Teen prodigy Jannik Sinner has turned a lot of heads recently with his results and fluid style of play. And former World No. 1 Andy Roddick believes there is still plenty of room for improvement when it comes to the 19-year-old's game.
Speaking to Tennis Channel ahead of the 2021 Miami Masters final, Roddick acknowledged that Jannik Sinner can be pretty erratic from the baseline. The American, however, insisted that Sinner is only going to get better with time.
"I've had a bunch of people ask me to comment on Jannik, a young Italian phenom," Roddick said. "Love what I see from him, obviously goes big on both sides, there's a lot to like. I mean he barely looks as if he has a grown-up body."
"Right now, he's only gonna get faster, he's only gonna serve bigger," the American added. "You normally see players become more consistent, maybe cut down on errors as they get older. If I'm nitpicking I think he's a little bit error-prone on his off days."
Andy Roddick also praised Jannik Sinner for his aggressive intent, but cautioned against going for too much. Sinner is someone who constantly looks to be in charge of the proceedings in a match, and Roddick admitted that that sense of urgency is one of his strong points.
"On his backhand side, you'd like to see him chuck down and keep the ball in play," Roddick said. "Just trying to force the issue over and over and over, but that's also one of his strengths. So you'd have to work on that very diligently."

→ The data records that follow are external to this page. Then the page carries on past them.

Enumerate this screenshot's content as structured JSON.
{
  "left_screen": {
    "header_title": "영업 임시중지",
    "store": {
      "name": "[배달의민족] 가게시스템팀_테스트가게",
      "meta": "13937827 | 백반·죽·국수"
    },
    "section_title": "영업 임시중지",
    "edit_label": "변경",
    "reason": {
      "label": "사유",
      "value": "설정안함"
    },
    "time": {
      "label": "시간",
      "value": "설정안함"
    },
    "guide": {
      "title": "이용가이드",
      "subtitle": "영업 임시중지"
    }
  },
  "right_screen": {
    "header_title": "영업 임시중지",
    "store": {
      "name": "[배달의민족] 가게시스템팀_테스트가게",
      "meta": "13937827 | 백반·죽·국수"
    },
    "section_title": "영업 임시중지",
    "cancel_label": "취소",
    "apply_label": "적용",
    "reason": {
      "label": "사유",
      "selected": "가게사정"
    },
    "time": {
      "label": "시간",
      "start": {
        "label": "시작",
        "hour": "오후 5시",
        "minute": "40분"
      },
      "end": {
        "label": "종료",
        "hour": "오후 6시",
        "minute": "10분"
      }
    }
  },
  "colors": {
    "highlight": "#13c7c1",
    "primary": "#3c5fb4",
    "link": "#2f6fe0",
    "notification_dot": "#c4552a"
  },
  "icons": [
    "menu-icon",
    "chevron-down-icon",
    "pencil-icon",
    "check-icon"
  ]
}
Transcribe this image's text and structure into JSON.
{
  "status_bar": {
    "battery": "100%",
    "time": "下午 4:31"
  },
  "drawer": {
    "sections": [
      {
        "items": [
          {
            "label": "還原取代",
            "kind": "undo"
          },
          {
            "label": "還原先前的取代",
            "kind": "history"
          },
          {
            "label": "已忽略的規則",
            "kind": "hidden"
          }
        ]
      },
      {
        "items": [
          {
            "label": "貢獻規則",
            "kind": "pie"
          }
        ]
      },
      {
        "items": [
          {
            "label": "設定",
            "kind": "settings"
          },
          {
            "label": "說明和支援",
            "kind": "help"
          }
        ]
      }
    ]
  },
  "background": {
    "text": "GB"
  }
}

I'd like to see a little bit more direction in Jannik Sinner's serve, like Pete Sampras' serve: Andy Roddick
Jannik Sinner tried hard to dictate the play in the Miami final, but his opponent Hubert Hurkacz was able to fend off his attacks and emerge victorious. One of the biggest problems from Sinner's side during the encounter was his serve; the Italian dropped about 45% of his first-serve points in the match.
While Jannik Sinner has a big first serve, many believe he should try and be more precise with his delivery in a bid to open up the court. Andy Roddick echoed that sentiment, and claimed that the Italian was playing into his opponents' hands despite serving at good speed.
"If I'm really, really nitpicking, he can pop in 125-130 mph on his serve pretty comfortably," Roddick said. "What I'd like to see is a little bit more direction, like Sampras. As I call it where you can hit it out wide and if you hit wide but it's coming straight, pretty easy to square up."
Andy Roddick then delved deeper into Pete Sampras' punishing yet efficient serve. Not only did Sampras have a huge first serve, but he could also deliver it to the desired spots - be it the center service line or the tramlines.
"You have that Pete thing where it went 108 out wide, but last minute before you guessed, it's kinda tailing away from your racquet strings," Roddick said. "It makes it a lot tougher so getting a bit of that late movement on serve would make the 130 bomb even more effective."